Written With the Bayonet: Soviet Russian Poetry of World War Two more. Twentieth-Century Russian Poetry: Reinventing the Canon Katharine Hodgson, Joanne Shelton and Alexandra Smith (ed. by Katharine Hodgson. Publication Date: Jan 1, 1996. Voicing the Soviet Experience: the Poetry of Ol'ga Berggol'ts more. Cambridge: Open Book Publishers, 2017.

Written with the Bayonet: Soviet Russian Poetry of World War Two, Liverpool .

Written with the Bayonet: Soviet Russian Poetry of World War Two, Liverpool, Liverpool University Press, 1996. Ol´ga Berggol´ts after the War: a Pre-Emptive Response to Zhdanov. Heine's Russian doppelganger: Nineteenth-century translations of his poetry, MOD LANG REV, vol. 100, 2005, 1054-1072.

Written with the Bayonet. While the bulk of poetry concentrates on war as a masculine affair, women did play a role, both as poets and the subjects of poems. Katharine Hodgson, University of Wales, Bangor. Publisher: Liverpool University Press.

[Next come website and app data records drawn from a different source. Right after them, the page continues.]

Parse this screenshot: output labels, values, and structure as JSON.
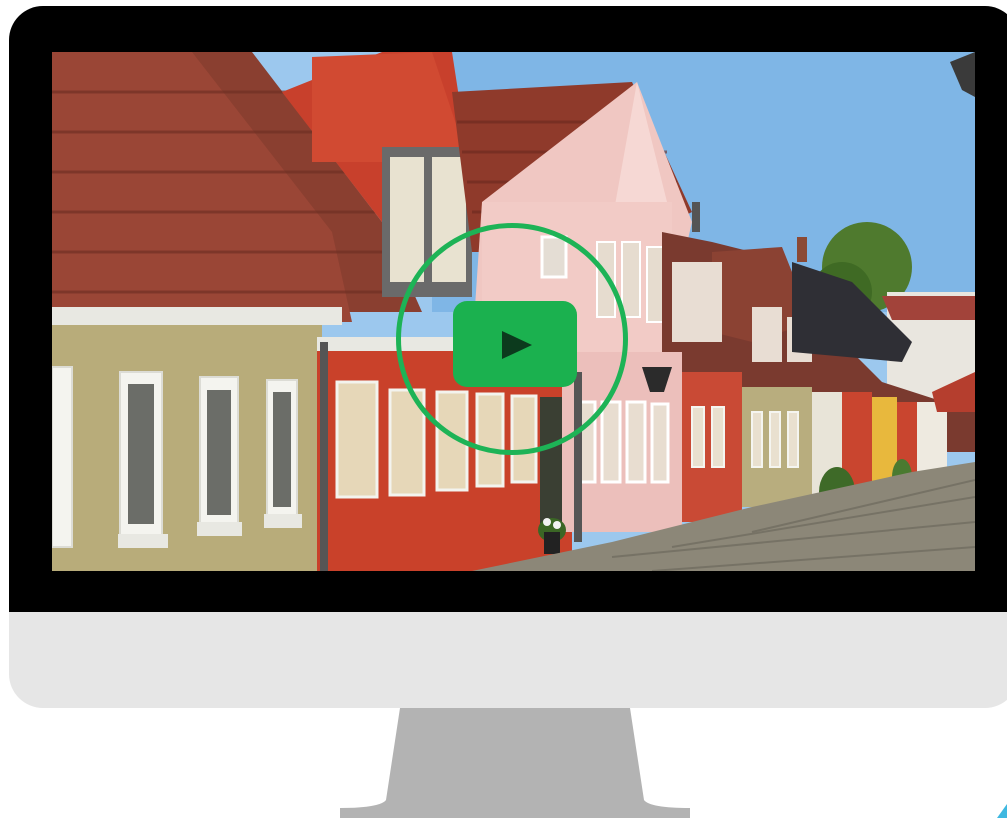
{
  "video": {
    "state": "paused",
    "thumbnail_scene": "street-of-colorful-old-houses",
    "play_icon": "play-icon"
  },
  "device": {
    "type": "desktop-monitor"
  },
  "colors": {
    "bezel": "#000000",
    "chin": "#e6e6e6",
    "stand": "#b3b3b3",
    "accent_green": "#1bb14f",
    "ring_green": "#1db356",
    "corner_accent": "#3fb8e0"
  }
}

Second World War (content). Spirit above wars a study of the English poetry of the two World Wars. HODGSON, KATHARINE (Author) Liverpool University Press (Publisher). Souvenirs and ephemera Related content. Over two million American servicemen passed through Britain during the Second World War. In 1944, at the height of activity, up to half a million were based there with the United States Army Air Forces (USAAF). Their job was to man and maintain the vast fleets of aircraft needed to attack German cities and industry.

By its conclusion in 1945, World War II had become the single deadliest .

By its conclusion in 1945, World War II had become the single deadliest conflict in history. Over 25 million soldiers had lost their lives, as well as 55 million civilians, including 11 million killed in concentration camps. These poems demonstrate an acute attention to the horror, sacrifice, and sublime reckoning of the conflict. Anticipating the movements of postmodernism, the poetry of World War II as a whole marks a deciding change in how many poets would view violence, sacrifice, and our responses to historical atrocities and trauma.

World War Poetry' but less than 100 to 'Second World War Poetry'. with the Bayonet: Soviet Russian Poetry of World War Two. Liverpool University. However in the Soviet Union/ Russia imaginative literature - both that which was. published at the time and that which was circulated underground until 1989 - has been. much more significant. the main achievement of Soviet war time poetry was that, at its best, it freed itself. from the dogma-led changes, which had dominated literature during the pre-war. decade, and reacted spontaneously to events. One former soldier recently described. his sense of freedom during the war

Written with the bayonet. Soviet Russian poetry of World War Two. Published 1996 by Liverpool University Press in Liverpool. Includes bibliographical references (p. 297-322) and index.

Hodgson, . Written with the Bayonet: Soviet Russian Poetry of World War II, Liverpool, 1996. Lynn, . The Bayonets of the Republic: Motivation and Tactics in the Army of Revolutionary France, 1791–1794, Urbana, IL, 1984. Holmes, . Acts of War: The Behavior of Men in Battle, New York, NY, 1987. Hynes, . The Soldier’s Tale: Bearing Witness to Modern War, London, 1998. Ignatieff, . ‘Soviet War Memorials,’ History Workshop Journal, 1984, no. 17, pp. 157–63. Marshall, S. L. Men Against Fire: The Problem of Battle Command in Future Wars, New York, NY, 1947. Merridale, . Night of Stone: Death and Memory in Russia, London, 2000.

Focusing on a wide range of poetry written between 1941 and 1945, this work explores Soviet poets' response to World War II. It also traces the influence of Stalinist culture, and departures from literary conventions established in the pre-war years. In a chronological survey, the poets' immediate reaction to the events of the war is placed in its historical and literary-political context.